Spot each line in the records below where the word "image" occurs, then copy it.

Component data from apps and pages:
◇ ◇ ◇ ◇ ◇

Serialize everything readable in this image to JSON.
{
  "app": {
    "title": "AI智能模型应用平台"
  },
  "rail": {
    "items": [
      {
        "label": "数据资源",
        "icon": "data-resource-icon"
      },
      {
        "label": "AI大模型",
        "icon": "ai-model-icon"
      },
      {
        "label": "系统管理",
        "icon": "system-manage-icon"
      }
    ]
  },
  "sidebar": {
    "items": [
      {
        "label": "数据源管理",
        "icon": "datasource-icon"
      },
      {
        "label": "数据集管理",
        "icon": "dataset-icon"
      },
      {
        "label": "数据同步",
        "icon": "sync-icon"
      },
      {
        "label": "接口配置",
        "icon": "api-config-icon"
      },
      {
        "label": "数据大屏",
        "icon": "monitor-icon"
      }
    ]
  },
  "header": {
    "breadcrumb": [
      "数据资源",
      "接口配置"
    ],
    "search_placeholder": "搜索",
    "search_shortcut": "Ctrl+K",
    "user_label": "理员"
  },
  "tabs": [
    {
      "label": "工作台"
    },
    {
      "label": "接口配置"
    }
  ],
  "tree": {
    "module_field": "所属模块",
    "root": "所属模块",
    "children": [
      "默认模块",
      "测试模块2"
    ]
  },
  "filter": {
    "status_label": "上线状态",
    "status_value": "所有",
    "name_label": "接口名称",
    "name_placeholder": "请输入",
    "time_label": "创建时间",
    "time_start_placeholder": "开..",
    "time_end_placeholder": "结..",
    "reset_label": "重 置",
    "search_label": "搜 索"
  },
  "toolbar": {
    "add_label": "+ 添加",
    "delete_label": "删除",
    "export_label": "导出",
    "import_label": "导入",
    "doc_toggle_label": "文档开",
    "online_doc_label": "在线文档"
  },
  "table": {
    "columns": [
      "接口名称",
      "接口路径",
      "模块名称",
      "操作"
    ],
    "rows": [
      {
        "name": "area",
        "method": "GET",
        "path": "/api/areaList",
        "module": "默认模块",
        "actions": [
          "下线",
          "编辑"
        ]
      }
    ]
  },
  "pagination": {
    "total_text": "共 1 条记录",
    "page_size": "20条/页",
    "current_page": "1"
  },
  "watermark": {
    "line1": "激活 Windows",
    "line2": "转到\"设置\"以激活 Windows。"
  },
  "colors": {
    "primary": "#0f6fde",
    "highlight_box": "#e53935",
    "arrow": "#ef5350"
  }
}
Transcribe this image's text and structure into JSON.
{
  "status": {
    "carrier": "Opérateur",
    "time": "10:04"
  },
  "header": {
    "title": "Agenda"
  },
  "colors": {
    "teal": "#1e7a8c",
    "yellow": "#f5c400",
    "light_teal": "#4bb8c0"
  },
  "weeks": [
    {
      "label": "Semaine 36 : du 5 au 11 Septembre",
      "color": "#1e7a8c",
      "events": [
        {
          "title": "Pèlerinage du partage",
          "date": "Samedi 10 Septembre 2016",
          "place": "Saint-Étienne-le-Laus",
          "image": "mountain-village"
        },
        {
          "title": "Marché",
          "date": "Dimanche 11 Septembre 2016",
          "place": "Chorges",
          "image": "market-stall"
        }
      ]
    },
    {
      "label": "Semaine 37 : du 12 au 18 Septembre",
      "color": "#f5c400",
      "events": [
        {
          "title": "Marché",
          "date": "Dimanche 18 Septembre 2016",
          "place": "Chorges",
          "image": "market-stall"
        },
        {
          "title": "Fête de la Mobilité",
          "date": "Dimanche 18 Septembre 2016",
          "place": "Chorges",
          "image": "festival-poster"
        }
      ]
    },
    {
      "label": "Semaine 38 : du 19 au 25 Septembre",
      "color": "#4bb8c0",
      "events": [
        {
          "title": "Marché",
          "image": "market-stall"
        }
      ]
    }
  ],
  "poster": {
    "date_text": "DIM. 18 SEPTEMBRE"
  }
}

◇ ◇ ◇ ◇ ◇

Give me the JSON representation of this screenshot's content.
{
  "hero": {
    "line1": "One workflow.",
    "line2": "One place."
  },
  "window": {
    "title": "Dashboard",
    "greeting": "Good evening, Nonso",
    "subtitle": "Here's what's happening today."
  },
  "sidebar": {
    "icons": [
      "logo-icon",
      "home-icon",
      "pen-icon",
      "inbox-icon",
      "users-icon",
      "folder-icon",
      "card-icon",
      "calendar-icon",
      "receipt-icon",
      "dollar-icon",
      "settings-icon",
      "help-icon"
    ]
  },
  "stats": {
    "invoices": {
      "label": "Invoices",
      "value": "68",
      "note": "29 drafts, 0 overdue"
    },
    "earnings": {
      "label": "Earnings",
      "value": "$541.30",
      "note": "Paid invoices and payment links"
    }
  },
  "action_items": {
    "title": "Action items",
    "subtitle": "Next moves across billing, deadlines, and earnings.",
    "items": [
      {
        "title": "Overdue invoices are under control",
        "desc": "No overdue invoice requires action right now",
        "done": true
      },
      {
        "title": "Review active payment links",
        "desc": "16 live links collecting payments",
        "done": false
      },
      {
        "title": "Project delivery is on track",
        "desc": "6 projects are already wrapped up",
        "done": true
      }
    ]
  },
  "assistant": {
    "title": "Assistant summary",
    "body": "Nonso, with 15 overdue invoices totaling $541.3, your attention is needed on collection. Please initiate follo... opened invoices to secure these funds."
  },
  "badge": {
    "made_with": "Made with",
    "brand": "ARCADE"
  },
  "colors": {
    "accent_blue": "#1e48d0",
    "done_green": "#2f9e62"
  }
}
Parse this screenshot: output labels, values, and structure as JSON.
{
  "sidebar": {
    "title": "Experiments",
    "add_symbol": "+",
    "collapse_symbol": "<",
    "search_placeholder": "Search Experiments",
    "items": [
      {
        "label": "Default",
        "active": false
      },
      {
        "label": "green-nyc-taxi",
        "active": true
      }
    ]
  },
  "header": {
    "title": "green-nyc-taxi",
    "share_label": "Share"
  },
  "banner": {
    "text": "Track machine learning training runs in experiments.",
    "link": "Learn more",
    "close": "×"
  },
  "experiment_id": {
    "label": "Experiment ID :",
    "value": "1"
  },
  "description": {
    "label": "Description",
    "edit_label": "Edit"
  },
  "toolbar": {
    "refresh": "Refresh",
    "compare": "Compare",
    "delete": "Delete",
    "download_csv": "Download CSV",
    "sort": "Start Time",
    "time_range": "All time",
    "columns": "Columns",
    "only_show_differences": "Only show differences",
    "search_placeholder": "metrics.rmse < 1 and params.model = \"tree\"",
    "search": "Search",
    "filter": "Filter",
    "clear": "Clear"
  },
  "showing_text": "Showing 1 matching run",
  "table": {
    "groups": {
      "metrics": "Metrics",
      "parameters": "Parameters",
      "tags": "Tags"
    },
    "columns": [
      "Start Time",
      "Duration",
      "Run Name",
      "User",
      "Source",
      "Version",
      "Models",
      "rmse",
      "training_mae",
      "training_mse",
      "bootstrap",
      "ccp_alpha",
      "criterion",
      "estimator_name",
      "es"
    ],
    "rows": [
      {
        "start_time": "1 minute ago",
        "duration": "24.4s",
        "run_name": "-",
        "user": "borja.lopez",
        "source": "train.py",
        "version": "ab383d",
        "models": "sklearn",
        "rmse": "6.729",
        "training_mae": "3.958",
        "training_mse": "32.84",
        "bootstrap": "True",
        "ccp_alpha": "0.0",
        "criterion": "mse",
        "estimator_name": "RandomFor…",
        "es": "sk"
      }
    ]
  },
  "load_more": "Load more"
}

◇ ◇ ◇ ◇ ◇

## RESULT OF THIS EXERCISE
Serialize everything readable in this image to JSON.
Transcribe this image's text and structure into JSON.
          "image": "mountain-village"
          "image": "market-stall"
          "image": "market-stall"
          "image": "festival-poster"
          "image": "market-stall"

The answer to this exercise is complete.